**Try it:** Carry none of the pictures over; write out the complete data exactly.

**Records from a data collection:**

- Opening Delimiter -

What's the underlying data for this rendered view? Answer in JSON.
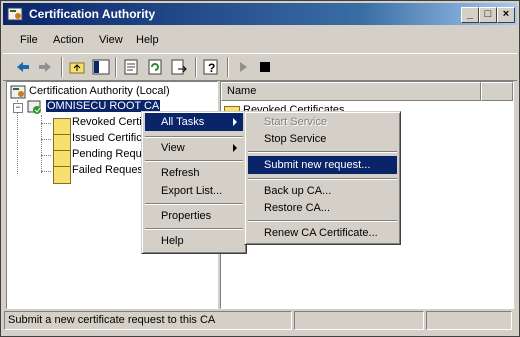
{
  "window": {
    "title": "Certification Authority"
  },
  "menubar": {
    "file": "File",
    "action": "Action",
    "view": "View",
    "help": "Help"
  },
  "tree": {
    "root": "Certification Authority (Local)",
    "ca": "OMNISECU ROOT CA",
    "children": [
      "Revoked Certifi",
      "Issued Certific",
      "Pending Reque",
      "Failed Request"
    ]
  },
  "list": {
    "column_name": "Name",
    "first_item": "Revoked Certificates"
  },
  "context_menu": {
    "all_tasks": "All Tasks",
    "view": "View",
    "refresh": "Refresh",
    "export_list": "Export List...",
    "properties": "Properties",
    "help": "Help"
  },
  "submenu": {
    "start_service": "Start Service",
    "stop_service": "Stop Service",
    "submit_new_request": "Submit new request...",
    "back_up_ca": "Back up CA...",
    "restore_ca": "Restore CA...",
    "renew_ca_certificate": "Renew CA Certificate..."
  },
  "status": {
    "text": "Submit a new certificate request to this CA"
  },
  "colors": {
    "title_bar": "#0a246a",
    "highlight": "#0a246a",
    "face": "#d4d0c8"
  },
  "icons": [
    "app-icon",
    "back-arrow-icon",
    "forward-arrow-icon",
    "up-folder-icon",
    "show-tree-icon",
    "properties-icon",
    "refresh-icon",
    "export-icon",
    "help-icon",
    "play-icon",
    "stop-icon"
  ]
}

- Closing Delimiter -

**Output of the exercise:**
What's the underlying data for this rendered view? Answer in JSON.
{
  "window": {
    "title": "Certification Authority"
  },
  "menubar": {
    "file": "File",
    "action": "Action",
    "view": "View",
    "help": "Help"
  },
  "tree": {
    "root": "Certification Authority (Local)",
    "ca": "OMNISECU ROOT CA",
    "children": [
      "Revoked Certifi",
      "Issued Certific",
      "Pending Reque",
      "Failed Request"
    ]
  },
  "list": {
    "column_name": "Name",
    "first_item": "Revoked Certificates"
  },
  "context_menu": {
    "all_tasks": "All Tasks",
    "view": "View",
    "refresh": "Refresh",
    "export_list": "Export List...",
    "properties": "Properties",
    "help": "Help"
  },
  "submenu": {
    "start_service": "Start Service",
    "stop_service": "Stop Service",
    "submit_new_request": "Submit new request...",
    "back_up_ca": "Back up CA...",
    "restore_ca": "Restore CA...",
    "renew_ca_certificate": "Renew CA Certificate..."
  },
  "status": {
    "text": "Submit a new certificate request to this CA"
  },
  "colors": {
    "title_bar": "#0a246a",
    "highlight": "#0a246a",
    "face": "#d4d0c8"
  },
  "icons": [
    "app-icon",
    "back-arrow-icon",
    "forward-arrow-icon",
    "up-folder-icon",
    "show-tree-icon",
    "properties-icon",
    "refresh-icon",
    "export-icon",
    "help-icon",
    "play-icon",
    "stop-icon"
  ]
}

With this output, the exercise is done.